LOUISVILLE, Ky. — Nick Faldo stunned the golfing world last night by dropping Sergio Garcia and Lee Westwood from Saturday morning’s foursomes.
That’s right-you read it correctly.
That’s the Sergio Garcia who has never been beaten in nine foursomes matches. And that’s the Lee Westwood who battled hard for two half points on Friday to extend his unbeaten run to 12 matches. What on earth is Faldo thinking? Well, we’ll all have to tune in Saturday to find out because Europe’s captain scarpered back to his hotel before the pairings had been made public.
Smart move, Mr. Faldo.
When he came in to talk about Friday, he must have known how controversial his new Saturday pairings were, but he must also have known that he would be long gone into the Louisville night by the time anyone found out.
On Thursday, Faldo looked and behaved like a man on the verge of a nervous breakdown. He cried at the slightest mention of Muhammad Ali. He bumbled his way through a speech at the opening ceremony, calling Soren Hansen “Soren Stenson” and asking Graeme McDowell if he was from Ireland or Northern Ireland. But on Friday, once the matches had begun, he seemed to be more in control of his emotions and to be enjoying himself.
Indeed, when three of the first four European groups in Friday morning’s foursomes left the first green 1-up, Faldo was buzzing up and down the fairway in his captain’s buggy, full of early-morning joie de vivre. “Crumbs. Crikey. Lovely jubbly. Spiffing,” he would have said if he was in his day job in the commentary box.
But 10 hours later, Anthony Kim was riding shotgun in a buggy and whooping up the crowd like an American Sergio Garcia, waving his country’s flag and making “raise the roof” motions with his hands. The day hadn’t quite panned out the way Faldo had hoped it would at around 9am. His side trails 5 1/2 to 2 1/2, the worst start for the Europeans since 1979 at the Greenbrier when a certain Nick Faldo of England made his first appearance in the Ryder Cup on U.S. soil, having made his Cup debut — at the tender age of 21 — in 1977. The USA kept that early momentum going and went on to win 17-11.
For once, the omens for Team USA are looking good. They could look even better after Saturday morning’s foursomes.
Paul Azinger was handed Faldo’s pairings and his eyes lit up, and he failed his attempt to smother a broad grin. But he took the diplomatic line and said, “I’m not going to get drawn into what Nick is up to.”
Listen carefully. Hear that? It’s the sound of Azinger roaring with laughter in the U.S. team room.

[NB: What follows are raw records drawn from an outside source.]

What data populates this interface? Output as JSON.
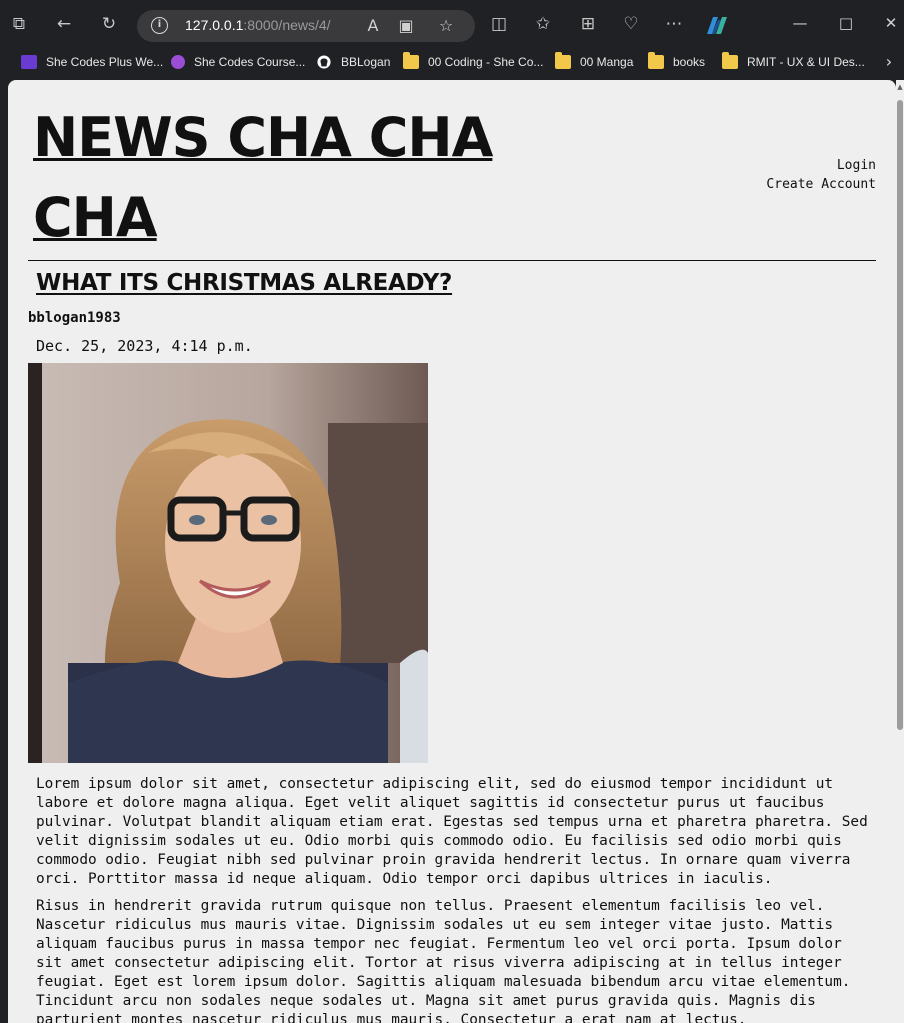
{
  "browser": {
    "url_host": "127.0.0.1",
    "url_path": ":8000/news/4/"
  },
  "bookmarks": [
    {
      "label": "She Codes Plus We...",
      "icon": "list-icon",
      "color": "#6a3bd1"
    },
    {
      "label": "She Codes Course...",
      "icon": "circle-icon",
      "color": "#9b4dd6"
    },
    {
      "label": "BBLogan",
      "icon": "github-icon",
      "color": "#ffffff"
    },
    {
      "label": "00 Coding - She Co...",
      "icon": "folder-icon",
      "color": "#f2c84b"
    },
    {
      "label": "00 Manga",
      "icon": "folder-icon",
      "color": "#f2c84b"
    },
    {
      "label": "books",
      "icon": "folder-icon",
      "color": "#f2c84b"
    },
    {
      "label": "RMIT - UX & UI Des...",
      "icon": "folder-icon",
      "color": "#f2c84b"
    }
  ],
  "site": {
    "title": "NEWS CHA CHA CHA",
    "nav": {
      "login": "Login",
      "create_account": "Create Account"
    }
  },
  "article": {
    "title": "WHAT ITS CHRISTMAS ALREADY?",
    "author": "bblogan1983",
    "date": "Dec. 25, 2023, 4:14 p.m.",
    "paragraphs": [
      "Lorem ipsum dolor sit amet, consectetur adipiscing elit, sed do eiusmod tempor incididunt ut labore et dolore magna aliqua. Eget velit aliquet sagittis id consectetur purus ut faucibus pulvinar. Volutpat blandit aliquam etiam erat. Egestas sed tempus urna et pharetra pharetra. Sed velit dignissim sodales ut eu. Odio morbi quis commodo odio. Eu facilisis sed odio morbi quis commodo odio. Feugiat nibh sed pulvinar proin gravida hendrerit lectus. In ornare quam viverra orci. Porttitor massa id neque aliquam. Odio tempor orci dapibus ultrices in iaculis.",
      "Risus in hendrerit gravida rutrum quisque non tellus. Praesent elementum facilisis leo vel. Nascetur ridiculus mus mauris vitae. Dignissim sodales ut eu sem integer vitae justo. Mattis aliquam faucibus purus in massa tempor nec feugiat. Fermentum leo vel orci porta. Ipsum dolor sit amet consectetur adipiscing elit. Tortor at risus viverra adipiscing at in tellus integer feugiat. Eget est lorem ipsum dolor. Sagittis aliquam malesuada bibendum arcu vitae elementum. Tincidunt arcu non sodales neque sodales ut. Magna sit amet purus gravida quis. Magnis dis parturient montes nascetur ridiculus mus mauris. Consectetur a erat nam at lectus."
    ]
  }
}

Two of Europe’s strongest players will spend the morning riding around Valhalla in a cart. They’ll be watching poor Oliver Wilson make his debut (in foursomes, for Heaven’s sake!) against Phil Mickelson and Anthony Kim. Mark that one down for a red point. Especially since Wilson’s partner will be Henrik Stenson, Europe’s weakest player on Friday morning.
“My emotions are up to here,” Faldo said on Thursday, pointing to the top of his forehead. How was he feeling on Friday night? “I’m ticking along. Yeah, I’m a lot more even today, stronger, or whatever,” he said. That was before anyone got a peek at his pairings. He’s ticking along nicely, it seems, to play the lead in a remake of One Flew Over the Cuckoo’s Nest.
Faldo’s ears must still be humming from the roars of “Booo!” that rang out across Valhalla Country Club as darkness fell on day one of the Ryder Cup. But he shouldn’t take the boos personally. They’re not from the European fans. Yet. They’re, of course, from American fans of crowd-favorite Boo Weekley.
While Americans “booo,” many European fans are wearing T-shirts with the slogan “Faldo’s Barmy Army.” For the uninitiated, “barmy” is British slang for “mentally irregular.”
Barmy? After Captain Nick’s Garcia-Westwood benching, they got that right.